* **WHAT YOU ARE ASKED TO DO**
Give back every entry below, unchanged.

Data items
• • •
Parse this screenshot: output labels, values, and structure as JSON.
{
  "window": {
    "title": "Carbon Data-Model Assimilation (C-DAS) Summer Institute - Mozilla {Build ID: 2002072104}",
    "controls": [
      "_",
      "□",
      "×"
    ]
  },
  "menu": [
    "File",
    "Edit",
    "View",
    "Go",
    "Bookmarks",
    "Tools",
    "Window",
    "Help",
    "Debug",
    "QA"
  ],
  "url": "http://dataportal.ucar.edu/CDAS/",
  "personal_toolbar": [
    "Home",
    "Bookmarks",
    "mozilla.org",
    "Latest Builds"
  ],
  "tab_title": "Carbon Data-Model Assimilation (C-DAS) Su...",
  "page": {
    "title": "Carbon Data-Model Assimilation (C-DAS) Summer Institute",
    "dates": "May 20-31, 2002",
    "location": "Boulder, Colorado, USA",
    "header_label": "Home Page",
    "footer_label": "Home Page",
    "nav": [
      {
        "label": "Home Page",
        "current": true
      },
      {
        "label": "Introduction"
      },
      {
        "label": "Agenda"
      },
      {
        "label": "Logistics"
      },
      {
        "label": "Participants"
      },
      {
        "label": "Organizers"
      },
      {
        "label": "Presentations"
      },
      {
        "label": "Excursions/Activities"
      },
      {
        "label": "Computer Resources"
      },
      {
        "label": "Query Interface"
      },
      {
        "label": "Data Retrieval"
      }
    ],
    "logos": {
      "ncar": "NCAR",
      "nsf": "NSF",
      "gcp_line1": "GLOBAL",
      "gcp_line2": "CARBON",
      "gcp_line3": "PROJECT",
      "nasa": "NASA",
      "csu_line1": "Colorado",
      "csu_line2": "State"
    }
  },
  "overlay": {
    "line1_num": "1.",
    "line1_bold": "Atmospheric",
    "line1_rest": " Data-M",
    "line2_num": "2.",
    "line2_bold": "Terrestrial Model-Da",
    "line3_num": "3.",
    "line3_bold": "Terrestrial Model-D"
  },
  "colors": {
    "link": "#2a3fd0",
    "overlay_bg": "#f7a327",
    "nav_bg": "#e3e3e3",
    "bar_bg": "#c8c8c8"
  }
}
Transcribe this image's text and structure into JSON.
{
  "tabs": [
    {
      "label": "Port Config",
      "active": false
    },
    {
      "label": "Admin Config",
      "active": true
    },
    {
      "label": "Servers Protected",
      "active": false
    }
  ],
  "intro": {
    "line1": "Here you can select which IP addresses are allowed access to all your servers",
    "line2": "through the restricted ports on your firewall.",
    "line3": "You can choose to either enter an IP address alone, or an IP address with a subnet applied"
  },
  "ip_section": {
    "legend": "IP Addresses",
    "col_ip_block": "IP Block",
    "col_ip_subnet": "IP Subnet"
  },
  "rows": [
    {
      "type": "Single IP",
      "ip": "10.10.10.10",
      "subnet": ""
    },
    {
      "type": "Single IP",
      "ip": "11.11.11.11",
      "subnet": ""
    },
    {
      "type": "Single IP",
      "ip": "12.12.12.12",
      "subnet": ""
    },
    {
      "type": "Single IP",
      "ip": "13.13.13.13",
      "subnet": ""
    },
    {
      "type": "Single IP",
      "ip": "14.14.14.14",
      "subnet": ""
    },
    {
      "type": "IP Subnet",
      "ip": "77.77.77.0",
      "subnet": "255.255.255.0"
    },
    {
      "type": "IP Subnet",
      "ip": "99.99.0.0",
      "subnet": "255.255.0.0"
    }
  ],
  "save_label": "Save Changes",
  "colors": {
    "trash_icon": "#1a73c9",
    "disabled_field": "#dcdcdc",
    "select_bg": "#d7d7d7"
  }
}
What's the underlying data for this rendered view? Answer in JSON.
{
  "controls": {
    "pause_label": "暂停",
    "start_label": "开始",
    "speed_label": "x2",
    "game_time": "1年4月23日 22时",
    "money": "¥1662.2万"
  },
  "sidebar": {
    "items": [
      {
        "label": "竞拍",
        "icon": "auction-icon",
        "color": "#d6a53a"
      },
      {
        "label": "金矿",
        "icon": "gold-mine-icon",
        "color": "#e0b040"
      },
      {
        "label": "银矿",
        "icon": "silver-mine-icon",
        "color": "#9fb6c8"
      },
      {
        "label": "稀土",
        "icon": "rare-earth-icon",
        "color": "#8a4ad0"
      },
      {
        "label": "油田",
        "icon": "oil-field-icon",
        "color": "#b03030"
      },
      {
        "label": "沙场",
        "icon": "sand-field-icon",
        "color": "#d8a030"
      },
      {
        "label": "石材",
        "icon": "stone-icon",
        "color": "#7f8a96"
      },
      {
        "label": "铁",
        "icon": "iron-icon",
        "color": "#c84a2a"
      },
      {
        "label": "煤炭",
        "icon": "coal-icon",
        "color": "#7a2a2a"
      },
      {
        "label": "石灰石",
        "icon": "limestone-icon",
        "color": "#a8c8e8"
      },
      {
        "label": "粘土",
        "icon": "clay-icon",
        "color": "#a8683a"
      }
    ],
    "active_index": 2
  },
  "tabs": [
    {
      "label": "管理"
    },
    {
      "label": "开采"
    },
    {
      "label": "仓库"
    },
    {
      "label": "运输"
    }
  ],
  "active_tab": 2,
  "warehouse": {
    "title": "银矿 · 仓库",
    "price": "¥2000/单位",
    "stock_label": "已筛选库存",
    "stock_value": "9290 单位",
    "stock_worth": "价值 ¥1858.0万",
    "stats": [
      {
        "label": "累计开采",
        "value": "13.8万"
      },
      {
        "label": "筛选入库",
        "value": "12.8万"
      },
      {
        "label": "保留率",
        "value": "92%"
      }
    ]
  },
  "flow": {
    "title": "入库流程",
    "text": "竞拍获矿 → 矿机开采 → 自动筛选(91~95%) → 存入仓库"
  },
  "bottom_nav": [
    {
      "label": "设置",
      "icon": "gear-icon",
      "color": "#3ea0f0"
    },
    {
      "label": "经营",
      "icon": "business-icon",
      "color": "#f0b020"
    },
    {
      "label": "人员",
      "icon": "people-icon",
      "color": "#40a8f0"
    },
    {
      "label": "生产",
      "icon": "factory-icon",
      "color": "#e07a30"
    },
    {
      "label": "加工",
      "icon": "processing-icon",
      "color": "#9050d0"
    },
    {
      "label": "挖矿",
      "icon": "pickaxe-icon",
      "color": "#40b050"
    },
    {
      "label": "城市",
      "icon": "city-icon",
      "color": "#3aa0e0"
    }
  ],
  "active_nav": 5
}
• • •
* **EXERCISE RESULT**
Parse this screenshot: output labels, values, and structure as JSON.
{
  "window": {
    "title": "Carbon Data-Model Assimilation (C-DAS) Summer Institute - Mozilla {Build ID: 2002072104}",
    "controls": [
      "_",
      "□",
      "×"
    ]
  },
  "menu": [
    "File",
    "Edit",
    "View",
    "Go",
    "Bookmarks",
    "Tools",
    "Window",
    "Help",
    "Debug",
    "QA"
  ],
  "url": "http://dataportal.ucar.edu/CDAS/",
  "personal_toolbar": [
    "Home",
    "Bookmarks",
    "mozilla.org",
    "Latest Builds"
  ],
  "tab_title": "Carbon Data-Model Assimilation (C-DAS) Su...",
  "page": {
    "title": "Carbon Data-Model Assimilation (C-DAS) Summer Institute",
    "dates": "May 20-31, 2002",
    "location": "Boulder, Colorado, USA",
    "header_label": "Home Page",
    "footer_label": "Home Page",
    "nav": [
      {
        "label": "Home Page",
        "current": true
      },
      {
        "label": "Introduction"
      },
      {
        "label": "Agenda"
      },
      {
        "label": "Logistics"
      },
      {
        "label": "Participants"
      },
      {
        "label": "Organizers"
      },
      {
        "label": "Presentations"
      },
      {
        "label": "Excursions/Activities"
      },
      {
        "label": "Computer Resources"
      },
      {
        "label": "Query Interface"
      },
      {
        "label": "Data Retrieval"
      }
    ],
    "logos": {
      "ncar": "NCAR",
      "nsf": "NSF",
      "gcp_line1": "GLOBAL",
      "gcp_line2": "CARBON",
      "gcp_line3": "PROJECT",
      "nasa": "NASA",
      "csu_line1": "Colorado",
      "csu_line2": "State"
    }
  },
  "overlay": {
    "line1_num": "1.",
    "line1_bold": "Atmospheric",
    "line1_rest": " Data-M",
    "line2_num": "2.",
    "line2_bold": "Terrestrial Model-Da",
    "line3_num": "3.",
    "line3_bold": "Terrestrial Model-D"
  },
  "colors": {
    "link": "#2a3fd0",
    "overlay_bg": "#f7a327",
    "nav_bg": "#e3e3e3",
    "bar_bg": "#c8c8c8"
  }
}
Transcribe this image's text and structure into JSON.
{
  "tabs": [
    {
      "label": "Port Config",
      "active": false
    },
    {
      "label": "Admin Config",
      "active": true
    },
    {
      "label": "Servers Protected",
      "active": false
    }
  ],
  "intro": {
    "line1": "Here you can select which IP addresses are allowed access to all your servers",
    "line2": "through the restricted ports on your firewall.",
    "line3": "You can choose to either enter an IP address alone, or an IP address with a subnet applied"
  },
  "ip_section": {
    "legend": "IP Addresses",
    "col_ip_block": "IP Block",
    "col_ip_subnet": "IP Subnet"
  },
  "rows": [
    {
      "type": "Single IP",
      "ip": "10.10.10.10",
      "subnet": ""
    },
    {
      "type": "Single IP",
      "ip": "11.11.11.11",
      "subnet": ""
    },
    {
      "type": "Single IP",
      "ip": "12.12.12.12",
      "subnet": ""
    },
    {
      "type": "Single IP",
      "ip": "13.13.13.13",
      "subnet": ""
    },
    {
      "type": "Single IP",
      "ip": "14.14.14.14",
      "subnet": ""
    },
    {
      "type": "IP Subnet",
      "ip": "77.77.77.0",
      "subnet": "255.255.255.0"
    },
    {
      "type": "IP Subnet",
      "ip": "99.99.0.0",
      "subnet": "255.255.0.0"
    }
  ],
  "save_label": "Save Changes",
  "colors": {
    "trash_icon": "#1a73c9",
    "disabled_field": "#dcdcdc",
    "select_bg": "#d7d7d7"
  }
}
What's the underlying data for this rendered view? Answer in JSON.
{
  "controls": {
    "pause_label": "暂停",
    "start_label": "开始",
    "speed_label": "x2",
    "game_time": "1年4月23日 22时",
    "money": "¥1662.2万"
  },
  "sidebar": {
    "items": [
      {
        "label": "竞拍",
        "icon": "auction-icon",
        "color": "#d6a53a"
      },
      {
        "label": "金矿",
        "icon": "gold-mine-icon",
        "color": "#e0b040"
      },
      {
        "label": "银矿",
        "icon": "silver-mine-icon",
        "color": "#9fb6c8"
      },
      {
        "label": "稀土",
        "icon": "rare-earth-icon",
        "color": "#8a4ad0"
      },
      {
        "label": "油田",
        "icon": "oil-field-icon",
        "color": "#b03030"
      },
      {
        "label": "沙场",
        "icon": "sand-field-icon",
        "color": "#d8a030"
      },
      {
        "label": "石材",
        "icon": "stone-icon",
        "color": "#7f8a96"
      },
      {
        "label": "铁",
        "icon": "iron-icon",
        "color": "#c84a2a"
      },
      {
        "label": "煤炭",
        "icon": "coal-icon",
        "color": "#7a2a2a"
      },
      {
        "label": "石灰石",
        "icon": "limestone-icon",
        "color": "#a8c8e8"
      },
      {
        "label": "粘土",
        "icon": "clay-icon",
        "color": "#a8683a"
      }
    ],
    "active_index": 2
  },
  "tabs": [
    {
      "label": "管理"
    },
    {
      "label": "开采"
    },
    {
      "label": "仓库"
    },
    {
      "label": "运输"
    }
  ],
  "active_tab": 2,
  "warehouse": {
    "title": "银矿 · 仓库",
    "price": "¥2000/单位",
    "stock_label": "已筛选库存",
    "stock_value": "9290 单位",
    "stock_worth": "价值 ¥1858.0万",
    "stats": [
      {
        "label": "累计开采",
        "value": "13.8万"
      },
      {
        "label": "筛选入库",
        "value": "12.8万"
      },
      {
        "label": "保留率",
        "value": "92%"
      }
    ]
  },
  "flow": {
    "title": "入库流程",
    "text": "竞拍获矿 → 矿机开采 → 自动筛选(91~95%) → 存入仓库"
  },
  "bottom_nav": [
    {
      "label": "设置",
      "icon": "gear-icon",
      "color": "#3ea0f0"
    },
    {
      "label": "经营",
      "icon": "business-icon",
      "color": "#f0b020"
    },
    {
      "label": "人员",
      "icon": "people-icon",
      "color": "#40a8f0"
    },
    {
      "label": "生产",
      "icon": "factory-icon",
      "color": "#e07a30"
    },
    {
      "label": "加工",
      "icon": "processing-icon",
      "color": "#9050d0"
    },
    {
      "label": "挖矿",
      "icon": "pickaxe-icon",
      "color": "#40b050"
    },
    {
      "label": "城市",
      "icon": "city-icon",
      "color": "#3aa0e0"
    }
  ],
  "active_nav": 5
}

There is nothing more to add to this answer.